Mid-level management is adapting to guide aging advisors to be efficient, innovative and collaborative, said a panel of emerging leaders on Thursday at the SIFMA Private Client Conference in New York.
“How do we help advisors do more with the 168 hours they have every week?” asked Todd Hubley, a branch manager and financial advisor with Ameriprise Financial Services in New York. “We have to help them to take advantage of the tools and technology at their disposal and to spend more of their time face-to-face with their clients.”
That leaves managers with a difficult task -- motivating a core of advisors whose age averages in the mid-50s to adopt new ways of doing business and to serve younger generations of clients.
As advisors age, their book of business typically follows suit -- meaning older advisors often have to cope with clients who are deaccumulating their personal wealth in retirement, a sandbag for growth, said Nathan Crair, managing director of the West Los Angeles complex for Merrill Lynch Wealth Management.
“A senior advisor might not be motivated to grow, but I typically find that these people care a lot about their clients,” said Crair. “I start talking about the legacy that they’re trying to leave, who are these clients that you really care about, don’t you owe it to them to give them the best opportunity to continue this relationship that you’ve built?”

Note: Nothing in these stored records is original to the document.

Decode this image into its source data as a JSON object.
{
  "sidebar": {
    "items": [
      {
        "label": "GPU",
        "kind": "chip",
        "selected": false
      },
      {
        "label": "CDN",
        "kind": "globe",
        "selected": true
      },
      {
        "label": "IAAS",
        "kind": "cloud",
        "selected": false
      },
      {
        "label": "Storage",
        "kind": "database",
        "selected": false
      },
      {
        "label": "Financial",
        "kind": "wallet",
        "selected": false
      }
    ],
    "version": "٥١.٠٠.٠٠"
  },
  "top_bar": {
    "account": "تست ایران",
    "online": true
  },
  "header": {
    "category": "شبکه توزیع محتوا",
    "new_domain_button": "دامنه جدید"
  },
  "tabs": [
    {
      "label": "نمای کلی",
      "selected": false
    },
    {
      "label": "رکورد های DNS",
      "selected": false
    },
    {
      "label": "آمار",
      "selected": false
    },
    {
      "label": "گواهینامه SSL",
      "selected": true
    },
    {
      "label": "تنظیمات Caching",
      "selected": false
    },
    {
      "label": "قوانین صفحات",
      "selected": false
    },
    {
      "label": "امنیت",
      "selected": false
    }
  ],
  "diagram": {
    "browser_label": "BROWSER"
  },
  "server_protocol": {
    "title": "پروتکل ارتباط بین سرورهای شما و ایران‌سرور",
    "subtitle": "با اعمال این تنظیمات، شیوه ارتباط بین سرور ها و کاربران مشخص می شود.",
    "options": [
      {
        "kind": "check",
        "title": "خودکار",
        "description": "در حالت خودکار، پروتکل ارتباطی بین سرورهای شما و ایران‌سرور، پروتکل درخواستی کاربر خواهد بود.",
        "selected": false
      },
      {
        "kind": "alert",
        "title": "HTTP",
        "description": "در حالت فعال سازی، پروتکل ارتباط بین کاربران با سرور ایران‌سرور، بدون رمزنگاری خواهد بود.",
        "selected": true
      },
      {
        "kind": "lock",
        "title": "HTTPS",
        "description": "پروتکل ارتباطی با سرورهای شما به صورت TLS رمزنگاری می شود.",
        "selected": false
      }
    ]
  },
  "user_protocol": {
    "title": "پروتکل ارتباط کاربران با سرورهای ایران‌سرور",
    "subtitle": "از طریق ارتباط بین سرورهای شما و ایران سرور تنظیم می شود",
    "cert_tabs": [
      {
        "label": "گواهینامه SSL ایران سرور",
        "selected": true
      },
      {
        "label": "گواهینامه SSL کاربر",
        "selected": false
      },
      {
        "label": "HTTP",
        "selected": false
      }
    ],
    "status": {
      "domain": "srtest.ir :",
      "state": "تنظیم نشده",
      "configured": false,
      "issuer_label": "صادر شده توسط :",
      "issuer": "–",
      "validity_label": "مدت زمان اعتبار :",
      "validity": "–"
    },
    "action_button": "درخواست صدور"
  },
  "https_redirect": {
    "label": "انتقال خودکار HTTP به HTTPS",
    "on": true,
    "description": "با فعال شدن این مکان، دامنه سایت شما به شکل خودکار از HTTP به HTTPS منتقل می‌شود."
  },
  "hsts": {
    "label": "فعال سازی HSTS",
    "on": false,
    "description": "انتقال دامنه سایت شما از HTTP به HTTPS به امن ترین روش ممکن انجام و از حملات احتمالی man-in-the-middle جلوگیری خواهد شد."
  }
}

Hubley says that older advisors also have to be eased into using new technology and workflows.
“When we bring in something new, peer-to-peer learning is very powerful,” said Hubley. “Pick two to three people who are well-respected and higher profile and get them on board, then have them run focus groups or meetings where they can inspire others to change. It’s my role to lead it, moderate it, and not to lecture. That’s how we get folks to adopt new technology over time.”
The panelists said that it isn’t enough for older advisors to be trained and encouraged -- their firms are trying to hire younger. In Hubley’s case, the youth push has led to one of Ameriprise’s youngest offices -- at 37, he is his office’s oldest advisor.
A younger office staff creates a culture of growth, energy and enthusiasm, said Hubley, and presents mentoring and educational opportunities for older, more slowly growing advisors.